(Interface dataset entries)
*** Begin section ***

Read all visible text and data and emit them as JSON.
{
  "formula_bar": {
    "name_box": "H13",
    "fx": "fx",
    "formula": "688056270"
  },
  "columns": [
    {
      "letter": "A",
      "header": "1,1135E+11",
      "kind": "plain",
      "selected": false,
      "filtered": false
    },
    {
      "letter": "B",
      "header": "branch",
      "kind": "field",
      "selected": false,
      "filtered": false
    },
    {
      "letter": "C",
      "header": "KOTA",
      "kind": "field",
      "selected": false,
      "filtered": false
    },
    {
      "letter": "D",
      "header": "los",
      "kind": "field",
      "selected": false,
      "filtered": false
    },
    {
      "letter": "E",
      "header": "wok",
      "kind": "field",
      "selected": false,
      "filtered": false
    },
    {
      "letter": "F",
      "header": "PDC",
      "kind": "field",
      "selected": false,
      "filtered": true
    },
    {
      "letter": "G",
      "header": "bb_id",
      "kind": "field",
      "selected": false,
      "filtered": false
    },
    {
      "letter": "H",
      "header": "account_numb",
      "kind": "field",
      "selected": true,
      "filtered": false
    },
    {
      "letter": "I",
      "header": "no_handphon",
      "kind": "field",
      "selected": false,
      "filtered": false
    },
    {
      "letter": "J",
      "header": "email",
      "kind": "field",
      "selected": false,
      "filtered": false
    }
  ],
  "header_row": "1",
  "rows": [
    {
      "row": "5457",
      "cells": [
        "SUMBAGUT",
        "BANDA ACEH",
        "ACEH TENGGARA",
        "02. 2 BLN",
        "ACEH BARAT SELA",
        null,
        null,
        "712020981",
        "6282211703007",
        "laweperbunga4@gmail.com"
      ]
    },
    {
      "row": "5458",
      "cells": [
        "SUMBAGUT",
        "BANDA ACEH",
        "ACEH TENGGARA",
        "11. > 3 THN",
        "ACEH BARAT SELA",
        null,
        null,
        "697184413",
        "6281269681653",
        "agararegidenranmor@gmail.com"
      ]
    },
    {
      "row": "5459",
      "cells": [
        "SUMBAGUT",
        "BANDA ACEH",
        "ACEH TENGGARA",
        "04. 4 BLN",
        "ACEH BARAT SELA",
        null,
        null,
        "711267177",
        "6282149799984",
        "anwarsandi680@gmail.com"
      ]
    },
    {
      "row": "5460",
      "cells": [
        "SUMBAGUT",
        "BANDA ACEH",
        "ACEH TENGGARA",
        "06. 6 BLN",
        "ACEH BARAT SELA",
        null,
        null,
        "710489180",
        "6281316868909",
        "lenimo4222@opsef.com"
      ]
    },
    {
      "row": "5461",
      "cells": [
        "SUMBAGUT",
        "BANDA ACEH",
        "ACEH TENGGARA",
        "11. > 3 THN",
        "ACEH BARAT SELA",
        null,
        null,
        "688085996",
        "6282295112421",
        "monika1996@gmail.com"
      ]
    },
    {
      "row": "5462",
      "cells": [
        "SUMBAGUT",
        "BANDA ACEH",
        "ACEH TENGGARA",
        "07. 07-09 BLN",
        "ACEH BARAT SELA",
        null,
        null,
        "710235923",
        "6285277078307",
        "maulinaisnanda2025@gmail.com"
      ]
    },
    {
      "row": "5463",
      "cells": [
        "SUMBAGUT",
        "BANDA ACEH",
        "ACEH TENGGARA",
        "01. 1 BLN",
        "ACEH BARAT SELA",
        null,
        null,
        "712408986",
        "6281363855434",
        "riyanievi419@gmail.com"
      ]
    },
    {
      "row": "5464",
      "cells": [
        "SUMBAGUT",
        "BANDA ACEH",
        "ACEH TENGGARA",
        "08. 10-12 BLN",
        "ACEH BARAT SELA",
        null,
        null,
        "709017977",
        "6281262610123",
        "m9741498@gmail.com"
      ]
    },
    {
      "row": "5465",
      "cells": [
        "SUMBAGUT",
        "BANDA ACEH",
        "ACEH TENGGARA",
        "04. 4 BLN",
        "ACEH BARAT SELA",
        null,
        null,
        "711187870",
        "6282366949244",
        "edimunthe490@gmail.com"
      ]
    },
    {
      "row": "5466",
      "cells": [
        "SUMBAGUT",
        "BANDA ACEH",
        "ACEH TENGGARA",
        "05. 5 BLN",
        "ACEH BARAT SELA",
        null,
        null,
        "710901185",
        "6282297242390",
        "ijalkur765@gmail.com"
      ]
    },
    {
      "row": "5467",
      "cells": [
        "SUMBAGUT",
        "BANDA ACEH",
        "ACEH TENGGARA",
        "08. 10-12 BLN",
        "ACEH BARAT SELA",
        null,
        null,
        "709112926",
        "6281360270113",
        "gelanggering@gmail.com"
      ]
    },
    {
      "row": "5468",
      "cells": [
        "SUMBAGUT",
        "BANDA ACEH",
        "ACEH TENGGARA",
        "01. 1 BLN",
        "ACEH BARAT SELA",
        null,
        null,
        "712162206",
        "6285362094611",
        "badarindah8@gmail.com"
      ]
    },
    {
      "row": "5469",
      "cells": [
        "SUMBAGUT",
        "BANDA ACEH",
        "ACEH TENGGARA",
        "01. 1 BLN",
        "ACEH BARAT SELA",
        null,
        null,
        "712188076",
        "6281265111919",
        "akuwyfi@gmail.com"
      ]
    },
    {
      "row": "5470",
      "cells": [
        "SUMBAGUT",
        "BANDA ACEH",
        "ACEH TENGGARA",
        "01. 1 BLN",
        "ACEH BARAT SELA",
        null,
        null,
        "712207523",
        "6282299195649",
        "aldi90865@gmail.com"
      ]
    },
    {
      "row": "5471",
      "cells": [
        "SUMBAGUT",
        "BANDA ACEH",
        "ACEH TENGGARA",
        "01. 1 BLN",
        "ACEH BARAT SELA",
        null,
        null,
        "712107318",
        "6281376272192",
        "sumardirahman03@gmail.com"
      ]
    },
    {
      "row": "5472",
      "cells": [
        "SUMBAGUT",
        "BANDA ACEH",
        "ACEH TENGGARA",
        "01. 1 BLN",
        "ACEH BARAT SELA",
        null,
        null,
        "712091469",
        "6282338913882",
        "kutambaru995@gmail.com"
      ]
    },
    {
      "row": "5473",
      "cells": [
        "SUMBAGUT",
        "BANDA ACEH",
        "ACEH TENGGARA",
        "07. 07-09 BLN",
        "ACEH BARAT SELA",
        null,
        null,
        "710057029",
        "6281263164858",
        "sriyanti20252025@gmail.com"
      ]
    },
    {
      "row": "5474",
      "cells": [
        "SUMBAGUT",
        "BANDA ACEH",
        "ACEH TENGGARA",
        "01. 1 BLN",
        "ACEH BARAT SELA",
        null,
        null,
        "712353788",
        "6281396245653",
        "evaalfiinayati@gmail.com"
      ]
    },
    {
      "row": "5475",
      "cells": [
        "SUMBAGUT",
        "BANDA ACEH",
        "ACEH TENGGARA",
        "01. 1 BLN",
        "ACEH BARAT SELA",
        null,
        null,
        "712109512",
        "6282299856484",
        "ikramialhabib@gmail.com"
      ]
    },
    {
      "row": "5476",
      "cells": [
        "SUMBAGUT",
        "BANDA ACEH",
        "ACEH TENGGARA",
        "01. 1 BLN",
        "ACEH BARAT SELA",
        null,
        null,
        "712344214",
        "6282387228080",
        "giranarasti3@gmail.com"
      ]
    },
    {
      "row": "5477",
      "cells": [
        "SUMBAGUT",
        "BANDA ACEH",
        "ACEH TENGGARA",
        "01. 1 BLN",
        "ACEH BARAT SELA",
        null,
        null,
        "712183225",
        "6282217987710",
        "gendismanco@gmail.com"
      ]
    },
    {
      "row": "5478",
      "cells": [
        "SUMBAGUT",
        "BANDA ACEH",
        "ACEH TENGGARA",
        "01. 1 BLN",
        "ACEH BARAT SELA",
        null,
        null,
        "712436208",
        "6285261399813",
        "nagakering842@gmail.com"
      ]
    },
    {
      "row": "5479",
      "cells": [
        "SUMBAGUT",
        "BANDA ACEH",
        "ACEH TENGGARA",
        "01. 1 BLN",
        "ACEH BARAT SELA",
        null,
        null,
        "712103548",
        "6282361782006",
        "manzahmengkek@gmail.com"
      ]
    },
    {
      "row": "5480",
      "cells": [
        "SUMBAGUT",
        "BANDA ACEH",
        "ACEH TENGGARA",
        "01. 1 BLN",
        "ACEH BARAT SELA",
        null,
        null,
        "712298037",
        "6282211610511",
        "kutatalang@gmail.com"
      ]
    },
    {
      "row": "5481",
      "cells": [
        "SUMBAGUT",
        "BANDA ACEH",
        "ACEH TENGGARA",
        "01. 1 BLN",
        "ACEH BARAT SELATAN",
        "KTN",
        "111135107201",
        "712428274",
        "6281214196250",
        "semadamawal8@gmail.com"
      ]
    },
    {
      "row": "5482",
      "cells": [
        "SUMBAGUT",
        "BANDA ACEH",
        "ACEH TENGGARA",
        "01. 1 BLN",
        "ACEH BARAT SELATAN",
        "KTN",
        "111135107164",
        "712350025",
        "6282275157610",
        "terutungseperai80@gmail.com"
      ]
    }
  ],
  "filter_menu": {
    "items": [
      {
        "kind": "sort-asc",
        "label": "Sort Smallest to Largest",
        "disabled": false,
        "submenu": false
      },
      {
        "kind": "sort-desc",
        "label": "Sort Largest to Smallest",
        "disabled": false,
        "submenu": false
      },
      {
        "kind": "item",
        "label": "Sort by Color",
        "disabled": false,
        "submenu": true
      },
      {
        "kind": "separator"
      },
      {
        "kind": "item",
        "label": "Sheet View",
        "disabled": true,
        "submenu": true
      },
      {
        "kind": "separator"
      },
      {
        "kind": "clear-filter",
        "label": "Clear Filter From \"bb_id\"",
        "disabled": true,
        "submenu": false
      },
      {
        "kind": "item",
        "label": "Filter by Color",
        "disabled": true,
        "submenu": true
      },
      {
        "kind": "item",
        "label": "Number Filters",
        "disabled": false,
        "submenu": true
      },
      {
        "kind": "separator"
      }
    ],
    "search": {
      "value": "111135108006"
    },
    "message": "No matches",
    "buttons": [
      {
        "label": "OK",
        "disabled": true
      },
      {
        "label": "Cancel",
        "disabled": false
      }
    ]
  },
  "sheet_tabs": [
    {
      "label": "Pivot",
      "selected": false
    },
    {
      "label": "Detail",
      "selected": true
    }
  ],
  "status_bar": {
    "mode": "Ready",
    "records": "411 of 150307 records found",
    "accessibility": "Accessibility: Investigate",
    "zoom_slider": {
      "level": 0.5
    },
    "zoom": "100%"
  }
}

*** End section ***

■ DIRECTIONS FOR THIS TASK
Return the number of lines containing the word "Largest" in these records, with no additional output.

■ EXPECTED OUTPUT
2